July 31, 2015

Rejoice in the Lord

Quality education can determine a child’s future

Archbishop Joseph W. Tobin

In my last column, I said that good schools are the key to unlocking the vicious cycle of poverty. If this is true, why do we struggle to find the talent, resources and leadership needed to provide every child in the Hoosier State with excellent, accessible and affordable opportunities to learn and grow?

There is a vital connection between stable family life and a quality education. During the Great Depression, there were lots of children who came from relatively stable families, and many of those children received good educations. Then, as now, committed parents and strong families make all the difference.

As we bishops of Indiana write in Poverty at the Crossroads: The Church’s Response to Poverty in Indiana:

“A good, well-rounded education that begins as early in life as possible establishes a foundation for a promising future for children and encourages the formation of productive, contributing citizens and healthy families. Every child should have the opportunity to develop his or her full potential, and it is the responsibility of parents and the wider community to help make possible the growth and success of all children.”

Especially in today’s global economy, the degree to which a person is educated and able to adapt and adjust to changing circumstances determines his or her ability to secure future employment and social well-being.

With this in mind, in Poverty at the Crossroads, we bishops commit our dioceses, parishes, schools and social services agencies to working with state and local governments, as well as business and civic leaders to achieve the following objectives. Let me say just a word about each of these.

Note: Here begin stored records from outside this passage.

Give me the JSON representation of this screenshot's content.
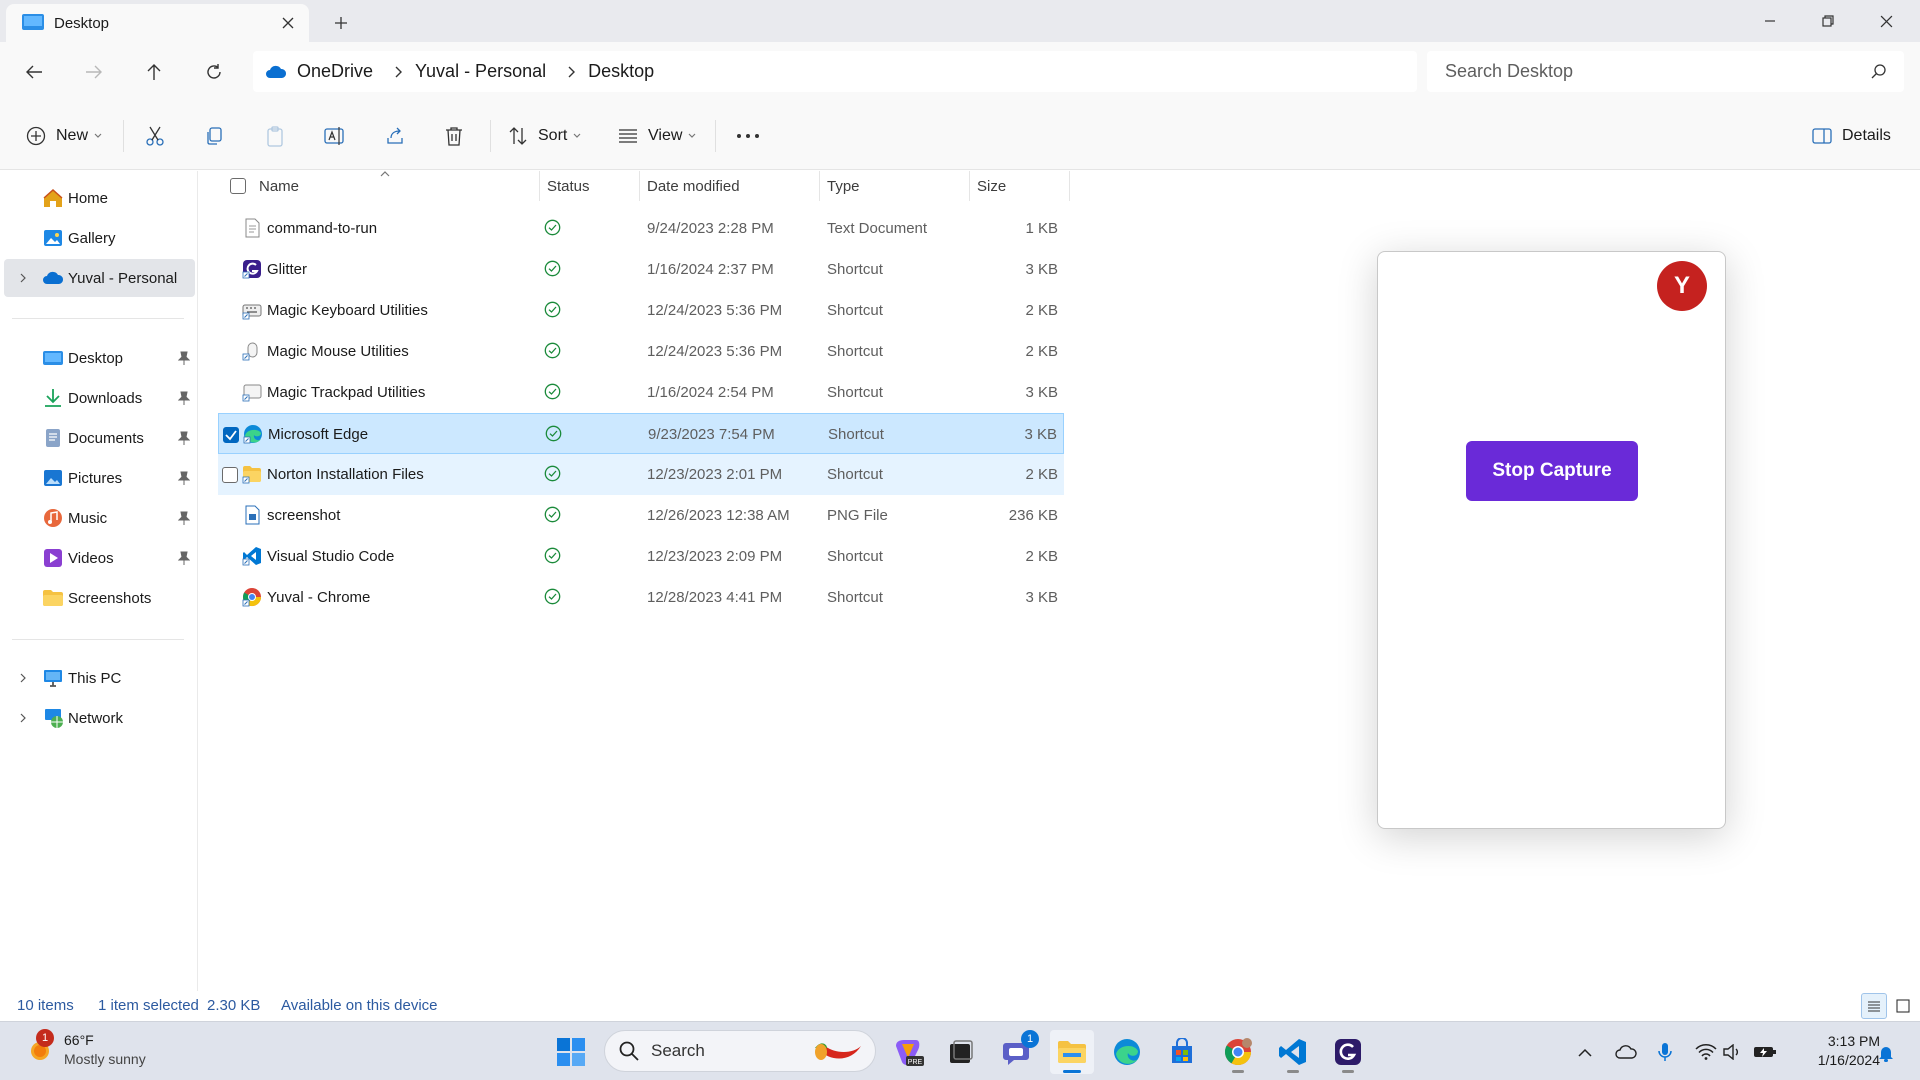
{
  "window": {
    "tab_title": "Desktop",
    "minimize_icon": "minimize-icon",
    "maximize_icon": "restore-icon",
    "close_icon": "close-icon"
  },
  "navigation": {
    "breadcrumb": [
      "OneDrive",
      "Yuval - Personal",
      "Desktop"
    ],
    "search_placeholder": "Search Desktop"
  },
  "commandbar": {
    "new_label": "New",
    "sort_label": "Sort",
    "view_label": "View",
    "details_label": "Details"
  },
  "sidebar": {
    "quick": [
      {
        "label": "Home",
        "icon": "home-icon"
      },
      {
        "label": "Gallery",
        "icon": "gallery-icon"
      },
      {
        "label": "Yuval - Personal",
        "icon": "onedrive-icon",
        "selected": true
      }
    ],
    "pinned": [
      {
        "label": "Desktop",
        "icon": "desktop-folder-icon",
        "pinned": true
      },
      {
        "label": "Downloads",
        "icon": "downloads-icon",
        "pinned": true
      },
      {
        "label": "Documents",
        "icon": "documents-icon",
        "pinned": true
      },
      {
        "label": "Pictures",
        "icon": "pictures-icon",
        "pinned": true
      },
      {
        "label": "Music",
        "icon": "music-icon",
        "pinned": true
      },
      {
        "label": "Videos",
        "icon": "videos-icon",
        "pinned": true
      },
      {
        "label": "Screenshots",
        "icon": "folder-icon",
        "pinned": false
      }
    ],
    "devices": [
      {
        "label": "This PC",
        "icon": "this-pc-icon"
      },
      {
        "label": "Network",
        "icon": "network-icon"
      }
    ]
  },
  "filelist": {
    "columns": [
      "Name",
      "Status",
      "Date modified",
      "Type",
      "Size"
    ],
    "rows": [
      {
        "name": "command-to-run",
        "date": "9/24/2023 2:28 PM",
        "type": "Text Document",
        "size": "1 KB",
        "icon": "text-file-icon"
      },
      {
        "name": "Glitter",
        "date": "1/16/2024 2:37 PM",
        "type": "Shortcut",
        "size": "3 KB",
        "icon": "glitter-icon"
      },
      {
        "name": "Magic Keyboard Utilities",
        "date": "12/24/2023 5:36 PM",
        "type": "Shortcut",
        "size": "2 KB",
        "icon": "keyboard-icon"
      },
      {
        "name": "Magic Mouse Utilities",
        "date": "12/24/2023 5:36 PM",
        "type": "Shortcut",
        "size": "2 KB",
        "icon": "mouse-icon"
      },
      {
        "name": "Magic Trackpad Utilities",
        "date": "1/16/2024 2:54 PM",
        "type": "Shortcut",
        "size": "3 KB",
        "icon": "trackpad-icon"
      },
      {
        "name": "Microsoft Edge",
        "date": "9/23/2023 7:54 PM",
        "type": "Shortcut",
        "size": "3 KB",
        "icon": "edge-icon",
        "selected": true
      },
      {
        "name": "Norton Installation Files",
        "date": "12/23/2023 2:01 PM",
        "type": "Shortcut",
        "size": "2 KB",
        "icon": "folder-shortcut-icon",
        "hover": true
      },
      {
        "name": "screenshot",
        "date": "12/26/2023 12:38 AM",
        "type": "PNG File",
        "size": "236 KB",
        "icon": "image-file-icon"
      },
      {
        "name": "Visual Studio Code",
        "date": "12/23/2023 2:09 PM",
        "type": "Shortcut",
        "size": "2 KB",
        "icon": "vscode-icon"
      },
      {
        "name": "Yuval - Chrome",
        "date": "12/28/2023 4:41 PM",
        "type": "Shortcut",
        "size": "3 KB",
        "icon": "chrome-icon"
      }
    ]
  },
  "capture_panel": {
    "avatar_letter": "Y",
    "stop_button_label": "Stop Capture",
    "accent_color": "#6a2ad8",
    "avatar_color": "#c5221f"
  },
  "statusbar": {
    "item_count": "10 items",
    "selection": "1 item selected",
    "selection_size": "2.30 KB",
    "availability": "Available on this device"
  },
  "taskbar": {
    "weather_temp": "66°F",
    "weather_desc": "Mostly sunny",
    "weather_badge": "1",
    "search_label": "Search",
    "chat_badge": "1",
    "time": "3:13 PM",
    "date": "1/16/2024"
  }
}
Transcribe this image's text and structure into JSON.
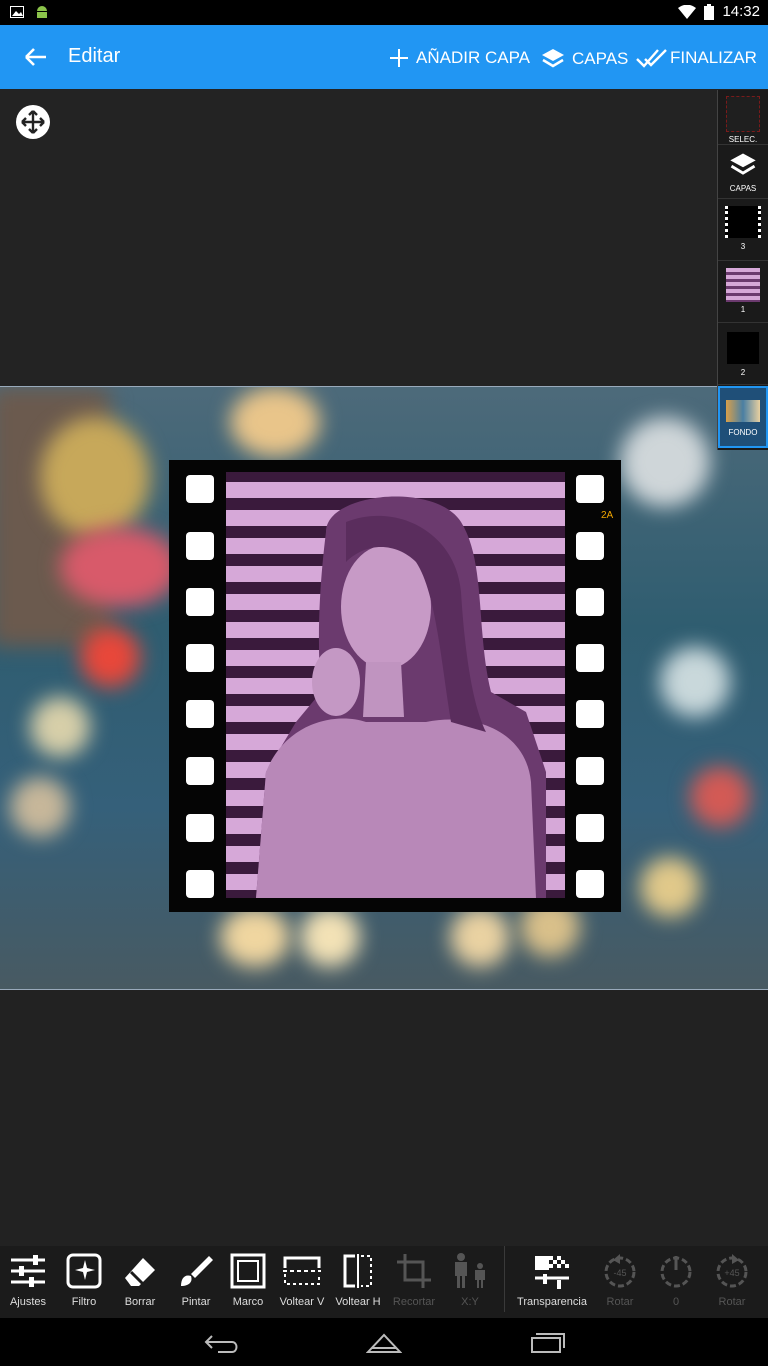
{
  "status": {
    "time": "14:32"
  },
  "appbar": {
    "title": "Editar",
    "add_layer": "AÑADIR CAPA",
    "layers": "CAPAS",
    "finish": "FINALIZAR"
  },
  "layers_panel": {
    "items": [
      {
        "label": "SELEC."
      },
      {
        "label": "CAPAS"
      },
      {
        "label": "3"
      },
      {
        "label": "1"
      },
      {
        "label": "2"
      },
      {
        "label": "FONDO"
      }
    ]
  },
  "canvas": {
    "film_label": "2A"
  },
  "toolbar": {
    "items": [
      {
        "label": "Ajustes",
        "icon": "sliders-icon"
      },
      {
        "label": "Filtro",
        "icon": "filter-icon"
      },
      {
        "label": "Borrar",
        "icon": "eraser-icon"
      },
      {
        "label": "Pintar",
        "icon": "brush-icon"
      },
      {
        "label": "Marco",
        "icon": "frame-icon"
      },
      {
        "label": "Voltear V",
        "icon": "flip-vertical-icon"
      },
      {
        "label": "Voltear H",
        "icon": "flip-horizontal-icon"
      },
      {
        "label": "Recortar",
        "icon": "crop-icon"
      },
      {
        "label": "X:Y",
        "icon": "aspect-ratio-icon"
      },
      {
        "label": "Transparencia",
        "icon": "transparency-icon"
      },
      {
        "label": "Rotar",
        "icon": "rotate-left-icon"
      },
      {
        "label": "0",
        "icon": "rotate-reset-icon"
      },
      {
        "label": "Rotar",
        "icon": "rotate-right-icon"
      }
    ],
    "rotate_left_badge": "-45",
    "rotate_right_badge": "+45"
  },
  "colors": {
    "appbar": "#2196f3",
    "background": "#222222",
    "film_label": "#f0a500"
  }
}
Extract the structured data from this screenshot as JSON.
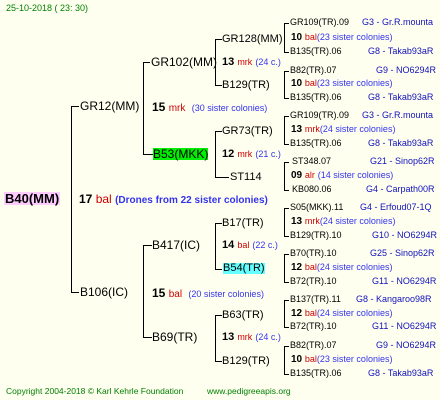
{
  "header": {
    "date": "25-10-2018 ( 23: 30)"
  },
  "root": {
    "name": "B40(MM)",
    "count": "17",
    "breeder": "bal",
    "note": "(Drones from 22 sister colonies)"
  },
  "gen1": [
    {
      "name": "GR12(MM)",
      "count": "15",
      "breeder": "mrk",
      "note": "(30 sister colonies)"
    },
    {
      "name": "B106(IC)",
      "count": "15",
      "breeder": "bal",
      "note": "(20 sister colonies)"
    }
  ],
  "gen2": [
    {
      "name": "GR102(MM)",
      "count": "13",
      "breeder": "mrk",
      "note": "(24 c.)"
    },
    {
      "name": "B53(MKK)",
      "count": "12",
      "breeder": "mrk",
      "note": "(21 c.)"
    },
    {
      "name": "B417(IC)",
      "count": "14",
      "breeder": "bal",
      "note": "(22 c.)"
    },
    {
      "name": "B69(TR)",
      "count": "13",
      "breeder": "mrk",
      "note": "(24 c.)"
    }
  ],
  "gen3": [
    {
      "name": "GR128(MM)",
      "count": "10",
      "breeder": "bal",
      "note": "(23 sister colonies)"
    },
    {
      "name": "B129(TR)",
      "count": "10",
      "breeder": "bal",
      "note": "(23 sister colonies)"
    },
    {
      "name": "GR73(TR)",
      "count": "13",
      "breeder": "mrk",
      "note": "(24 sister colonies)"
    },
    {
      "name": "ST114",
      "count": "09",
      "breeder": "alr",
      "note": "(14 sister colonies)"
    },
    {
      "name": "B17(TR)",
      "count": "13",
      "breeder": "mrk",
      "note": "(24 sister colonies)"
    },
    {
      "name": "B54(TR)",
      "count": "12",
      "breeder": "bal",
      "note": "(24 sister colonies)"
    },
    {
      "name": "B63(TR)",
      "count": "12",
      "breeder": "bal",
      "note": "(24 sister colonies)"
    },
    {
      "name": "B129(TR)",
      "count": "10",
      "breeder": "bal",
      "note": "(23 sister colonies)"
    }
  ],
  "gen4": [
    {
      "name": "GR109(TR).09",
      "location": "G3 - Gr.R.mounta"
    },
    {
      "name": "B135(TR).06",
      "location": "G8 - Takab93aR"
    },
    {
      "name": "B82(TR).07",
      "location": "G9 - NO6294R"
    },
    {
      "name": "B135(TR).06",
      "location": "G8 - Takab93aR"
    },
    {
      "name": "GR109(TR).09",
      "location": "G3 - Gr.R.mounta"
    },
    {
      "name": "B135(TR).06",
      "location": "G8 - Takab93aR"
    },
    {
      "name": "ST348.07",
      "location": "G21 - Sinop62R"
    },
    {
      "name": "KB080.06",
      "location": "G4 - Carpath00R"
    },
    {
      "name": "S05(MKK).11",
      "location": "G4 - Erfoud07-1Q"
    },
    {
      "name": "B129(TR).10",
      "location": "G10 - NO6294R"
    },
    {
      "name": "B70(TR).10",
      "location": "G25 - Sinop62R"
    },
    {
      "name": "B72(TR).10",
      "location": "G11 - NO6294R"
    },
    {
      "name": "B137(TR).11",
      "location": "G8 - Kangaroo98R"
    },
    {
      "name": "B72(TR).10",
      "location": "G11 - NO6294R"
    },
    {
      "name": "B82(TR).07",
      "location": "G9 - NO6294R"
    },
    {
      "name": "B135(TR).06",
      "location": "G8 - Takab93aR"
    }
  ],
  "footer": {
    "copyright": "Copyright 2004-2018 © Karl Kehrle Foundation",
    "website": "www.pedigreeapis.org"
  },
  "colors": {
    "background": "#fffff0",
    "root_highlight": "#ffccff",
    "green_highlight": "#00ee00",
    "cyan_highlight": "#66ffff",
    "header_green": "#008000",
    "breeder_red": "#cc0000",
    "note_blue": "#3333ee",
    "location_blue": "#1111bb"
  }
}
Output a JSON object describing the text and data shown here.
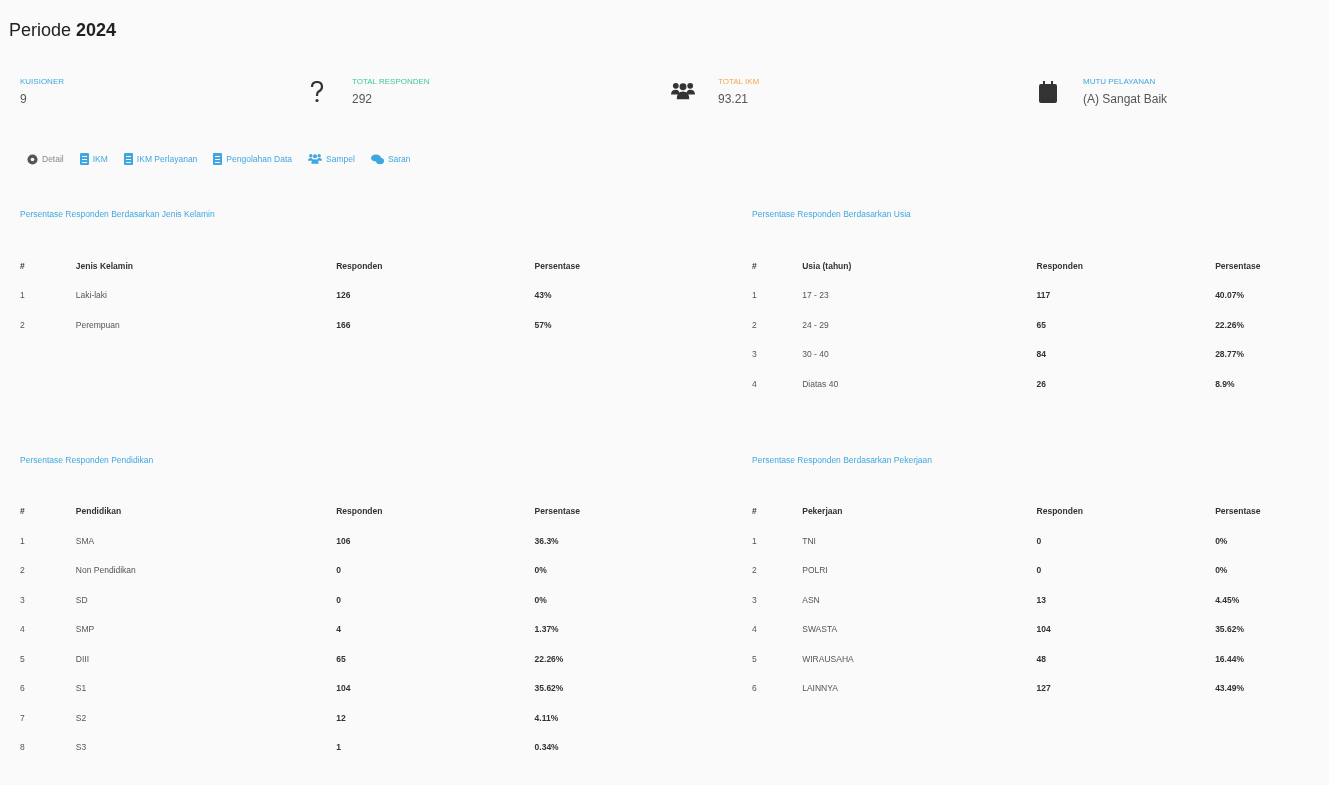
{
  "title": "Periode **2024**",
  "stats": [
    {
      "label": "KUISIONER",
      "value": "9"
    },
    {
      "label": "TOTAL RESPONDEN",
      "value": "292"
    },
    {
      "label": "TOTAL IKM",
      "value": "93.21"
    },
    {
      "label": "MUTU PELAYANAN",
      "value": "(A) Sangat Baik"
    }
  ],
  "nav": [
    {
      "label": "Detail",
      "selected": true
    },
    {
      "label": "IKM",
      "selected": false
    },
    {
      "label": "IKM Perlayanan",
      "selected": false
    },
    {
      "label": "Pengolahan Data",
      "selected": false
    },
    {
      "label": "Sampel",
      "selected": false
    },
    {
      "label": "Saran",
      "selected": false
    }
  ],
  "tables": [
    {
      "title": "Persentase Responden Berdasarkan Jenis Kelamin",
      "columns": [
        "#",
        "Jenis Kelamin",
        "Responden",
        "Persentase"
      ],
      "rows": [
        [
          "1",
          "Laki-laki",
          "126",
          "43%"
        ],
        [
          "2",
          "Perempuan",
          "166",
          "57%"
        ]
      ]
    },
    {
      "title": "Persentase Responden Berdasarkan Usia",
      "columns": [
        "#",
        "Usia (tahun)",
        "Responden",
        "Persentase"
      ],
      "rows": [
        [
          "1",
          "17 - 23",
          "117",
          "40.07%"
        ],
        [
          "2",
          "24 - 29",
          "65",
          "22.26%"
        ],
        [
          "3",
          "30 - 40",
          "84",
          "28.77%"
        ],
        [
          "4",
          "Diatas 40",
          "26",
          "8.9%"
        ]
      ]
    },
    {
      "title": "Persentase Responden Pendidikan",
      "columns": [
        "#",
        "Pendidikan",
        "Responden",
        "Persentase"
      ],
      "rows": [
        [
          "1",
          "SMA",
          "106",
          "36.3%"
        ],
        [
          "2",
          "Non Pendidikan",
          "0",
          "0%"
        ],
        [
          "3",
          "SD",
          "0",
          "0%"
        ],
        [
          "4",
          "SMP",
          "4",
          "1.37%"
        ],
        [
          "5",
          "DIII",
          "65",
          "22.26%"
        ],
        [
          "6",
          "S1",
          "104",
          "35.62%"
        ],
        [
          "7",
          "S2",
          "12",
          "4.11%"
        ],
        [
          "8",
          "S3",
          "1",
          "0.34%"
        ]
      ]
    },
    {
      "title": "Persentase Responden Berdasarkan Pekerjaan",
      "columns": [
        "#",
        "Pekerjaan",
        "Responden",
        "Persentase"
      ],
      "rows": [
        [
          "1",
          "TNI",
          "0",
          "0%"
        ],
        [
          "2",
          "POLRI",
          "0",
          "0%"
        ],
        [
          "3",
          "ASN",
          "13",
          "4.45%"
        ],
        [
          "4",
          "SWASTA",
          "104",
          "35.62%"
        ],
        [
          "5",
          "WIRAUSAHA",
          "48",
          "16.44%"
        ],
        [
          "6",
          "LAINNYA",
          "127",
          "43.49%"
        ]
      ]
    }
  ]
}
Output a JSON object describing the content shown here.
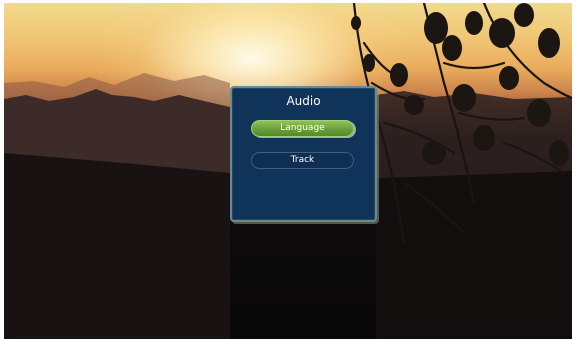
{
  "dialog": {
    "title": "Audio",
    "items": [
      {
        "label": "Language",
        "selected": true
      },
      {
        "label": "Track",
        "selected": false
      }
    ]
  },
  "colors": {
    "dialog_background": "#10335a",
    "dialog_border": "#6b8a8c",
    "selected_item": "#6aa03a",
    "text": "#ffffff"
  },
  "background": {
    "scene": "sunset-mountains-with-tree-silhouette"
  }
}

  • Strengthening marriage and family life by supporting the role of parents as the primary educators of their children (including programs that make it possible for parents to choose schools for their children and to engage them more effectively in their children’s education). The more we can engage parents directly in the education and formation of their children, the better chance we have of breaking the cycle of poverty. Stable families make for better learning environments for children.
  • Encouraging the state of Indiana to dedicate the resources needed to provide for early childhood education, especially among underserved populations. We are not asking anyone to simply throw money at this or any other problem, but our experience shows that the earlier we can involve children in formal, age-appropriate learning, the better chance they have to succeed. This requires an investment of resources.
  • Reducing de facto segregation or isolation by race, ethnicity or income in order to provide all students with opportunities to learn with and from peers from diverse social and economic backgrounds. Genuine diversity with built-in opportunities to learn from one another helps students from many different backgrounds learn and grow. Isolation is not the answer.
  • Achieving “best practices” and effective policies for teaching and learning, including class size, length of school days, number of school days per year, tutoring and mentorships. The science of education, including the appropriate use of technology and personal mentoring, is vitally important to successful learning.
  • Attracting, retaining and rewarding teachers and administrators who place the education of children first and who possess the formation necessary to meet the needs of children from economically challenged and/or socially disadvantaged backgrounds. We’re proud of our Catholic school teachers; they demonstrate every day the importance of excellent teaching. We need to encourage more talented young people to become great teachers.

Once again, strong families and good schools make it possible for individuals to break the cycle of poverty. Our responsibility as a society, and as a community of faith, is to help make an excellent education available to families. Local, state and national governments should play a supporting role in this, but research shows that the engagement of parents and local communities in operating individual schools and their systems makes all the difference in achieving and sustaining excellence. Bureaucracies don’t manage schools effectively or efficiently. Families supported by neighbors and fellow parishioners do.

The Gospels insist that God’s heart has a special place for the poor, so much so that God himself has “become poor” (2 Cor 8:9). Jesus recognized the suffering of the poor, and he was filled with compassion. He never looked away from the poor or acted as if their needs did not concern him.

As we note in our pastoral letter, “the call to act justly demands an organized and systematic response to the issues of poverty in Indiana.” Let’s work with all people of good will to make the investments that are needed to strengthen family life and ensure excellent schools. †

Local site Links: